| Data shown |
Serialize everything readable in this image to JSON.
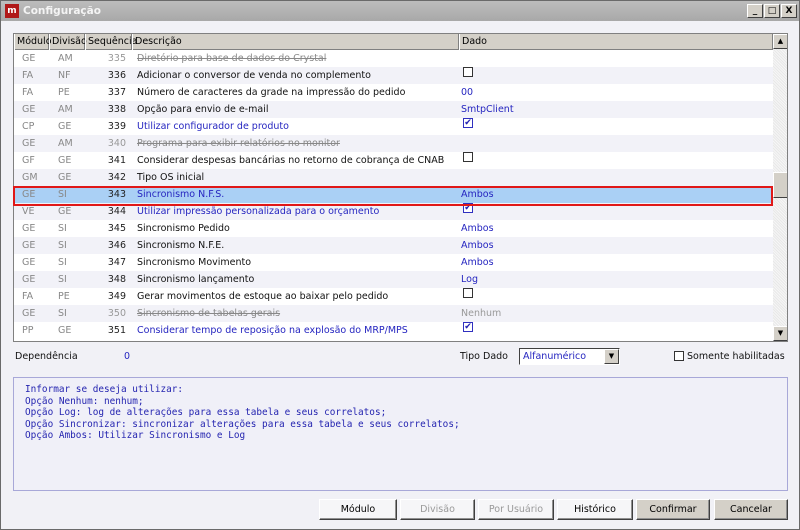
{
  "window": {
    "title": "Configuração",
    "logo": "m",
    "minimize": "_",
    "maximize": "□",
    "close": "X"
  },
  "grid": {
    "columns": [
      "Módulo",
      "Divisão",
      "Sequência",
      "Descrição",
      "Dado"
    ],
    "rows": [
      {
        "modulo": "GE",
        "divisao": "AM",
        "seq": "335",
        "desc": "Diretório para base de dados do Crystal",
        "style": "strike",
        "dado": "",
        "dado_type": "text"
      },
      {
        "modulo": "FA",
        "divisao": "NF",
        "seq": "336",
        "desc": "Adicionar o conversor de venda no complemento",
        "style": "normal",
        "dado": "",
        "dado_type": "checkbox",
        "checked": false
      },
      {
        "modulo": "FA",
        "divisao": "PE",
        "seq": "337",
        "desc": "Número de caracteres da grade na impressão do pedido",
        "style": "normal",
        "dado": "00",
        "dado_type": "text"
      },
      {
        "modulo": "GE",
        "divisao": "AM",
        "seq": "338",
        "desc": "Opção para envio de e-mail",
        "style": "normal",
        "dado": "SmtpClient",
        "dado_type": "text"
      },
      {
        "modulo": "CP",
        "divisao": "GE",
        "seq": "339",
        "desc": "Utilizar configurador de produto",
        "style": "blue",
        "dado": "",
        "dado_type": "checkbox",
        "checked": true
      },
      {
        "modulo": "GE",
        "divisao": "AM",
        "seq": "340",
        "desc": "Programa para exibir relatórios no monitor",
        "style": "strike",
        "dado": "",
        "dado_type": "text"
      },
      {
        "modulo": "GF",
        "divisao": "GE",
        "seq": "341",
        "desc": "Considerar despesas bancárias no retorno de cobrança de CNAB",
        "style": "normal",
        "dado": "",
        "dado_type": "checkbox",
        "checked": false
      },
      {
        "modulo": "GM",
        "divisao": "GE",
        "seq": "342",
        "desc": "Tipo OS inicial",
        "style": "normal",
        "dado": "",
        "dado_type": "text"
      },
      {
        "modulo": "GE",
        "divisao": "SI",
        "seq": "343",
        "desc": "Sincronismo N.F.S.",
        "style": "sel",
        "dado": "Ambos",
        "dado_type": "text"
      },
      {
        "modulo": "VE",
        "divisao": "GE",
        "seq": "344",
        "desc": "Utilizar impressão personalizada para o orçamento",
        "style": "blue",
        "dado": "",
        "dado_type": "checkbox",
        "checked": true
      },
      {
        "modulo": "GE",
        "divisao": "SI",
        "seq": "345",
        "desc": "Sincronismo Pedido",
        "style": "normal",
        "dado": "Ambos",
        "dado_type": "text"
      },
      {
        "modulo": "GE",
        "divisao": "SI",
        "seq": "346",
        "desc": "Sincronismo N.F.E.",
        "style": "normal",
        "dado": "Ambos",
        "dado_type": "text"
      },
      {
        "modulo": "GE",
        "divisao": "SI",
        "seq": "347",
        "desc": "Sincronismo Movimento",
        "style": "normal",
        "dado": "Ambos",
        "dado_type": "text"
      },
      {
        "modulo": "GE",
        "divisao": "SI",
        "seq": "348",
        "desc": "Sincronismo lançamento",
        "style": "normal",
        "dado": "Log",
        "dado_type": "text"
      },
      {
        "modulo": "FA",
        "divisao": "PE",
        "seq": "349",
        "desc": "Gerar movimentos de estoque ao baixar pelo pedido",
        "style": "normal",
        "dado": "",
        "dado_type": "checkbox",
        "checked": false
      },
      {
        "modulo": "GE",
        "divisao": "SI",
        "seq": "350",
        "desc": "Sincronismo de tabelas gerais",
        "style": "strike",
        "dado": "Nenhum",
        "dado_type": "text"
      },
      {
        "modulo": "PP",
        "divisao": "GE",
        "seq": "351",
        "desc": "Considerar tempo de reposição na explosão do MRP/MPS",
        "style": "blue",
        "dado": "",
        "dado_type": "checkbox",
        "checked": true
      }
    ]
  },
  "filters": {
    "dependencia_label": "Dependência",
    "dependencia_value": "0",
    "tipo_dado_label": "Tipo Dado",
    "tipo_dado_value": "Alfanumérico",
    "somente_label": "Somente habilitadas"
  },
  "description": "Informar se deseja utilizar:\nOpção Nenhum: nenhum;\nOpção Log: log de alterações para essa tabela e seus correlatos;\nOpção Sincronizar: sincronizar alterações para essa tabela e seus correlatos;\nOpção Ambos: Utilizar Sincronismo e Log",
  "buttons": {
    "modulo": "Módulo",
    "divisao": "Divisão",
    "por_usuario": "Por Usuário",
    "historico": "Histórico",
    "confirmar": "Confirmar",
    "cancelar": "Cancelar"
  }
}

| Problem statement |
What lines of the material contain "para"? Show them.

| Output for this exercise |
        "desc": "Diretório para base de dados do Crystal",
        "desc": "Opção para envio de e-mail",
        "desc": "Programa para exibir relatórios no monitor",
        "desc": "Utilizar impressão personalizada para o orçamento",
  "description": "Informar se deseja utilizar:\nOpção Nenhum: nenhum;\nOpção Log: log de alterações para essa tabela e seus correlatos;\nOpção Sincronizar: sincronizar alterações para essa tabela e seus correlatos;\nOpção Ambos: Utilizar Sincronismo e Log",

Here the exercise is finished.